Remaining with our fictional character Lao Tzu a little longer, let’s consider the traditional tea-making ceremony he helped to found. Just as Barbie is famed for her tea parties where she teaches girls the arts of being among friends, Lao Tzu is credited with the first Chinese tea ceremony, a ritual centered in the experience of stillness and presence. We may be reluctant to talk about a ‘Tao of Barbie,’ with her narcissistic overtones, but the tea drinking ceremonies of the Chinese and Japanese cultures deserve a nod to the Tao of Lao Tzu.

Taoism, like most ancient religions, talks about the balance between work and repose. By way of contrast, while Barbie also teaches girls that a work/life balance is possible, it’s not certain that Barbie takes the work part of that equation very seriously.

Barbie bob

To summarize, a common element running through all narratives about men is doing. We hear it in phrases like “All work, no play,” “Don’t just sit there, do something!,” and “No rest for the wicked.” Men slave for gynocentric culture as its saviors, fix-it men, martyrs, protectors, laborers, office-workers, and heroes – all narratives based on doing. But there’s good reason for men to break from the cycle of servitude to enjoy some moments of being – being for themselves. It’s time we stopped for a cup of tea: ritually made, mindfully sipped, with or without friends, and without a need to watch the clock for the next round of work.

References

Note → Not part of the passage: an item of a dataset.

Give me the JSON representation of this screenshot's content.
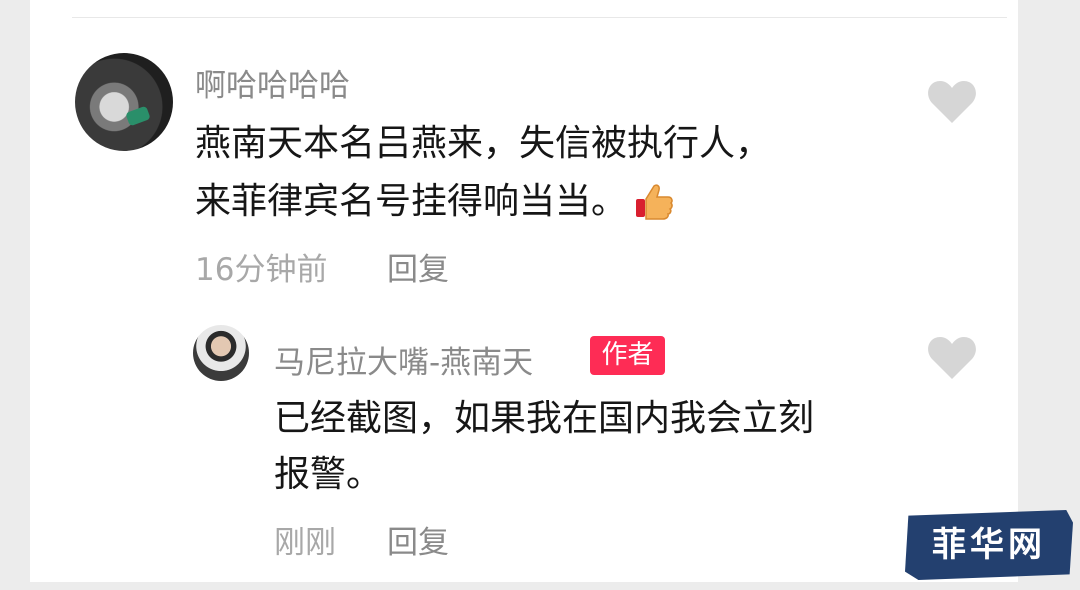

[1] On Dr. Warren Farrell’s website the phrase “Women are human beings, men are human doings” is credited to his book Women Can’t Hear What Men Don’t Say. Elsewhere he explains: “I think the source here is yours truly. In the late 1960s, when I began speaking in this area, I used to say this. Although I’ve checked a dozen books of quotations and believe I created this, I wouldn’t bet my life on it.” (p.275).
[2] Jan Abrams, The Language of Winnicott; A Dictionary and Guide to Understanding His Work (1996)
[3] Wikipedia: Wu wei (June 5, 2015)
[4] Thomas Merton, The Way of Chuang Tzu (1965)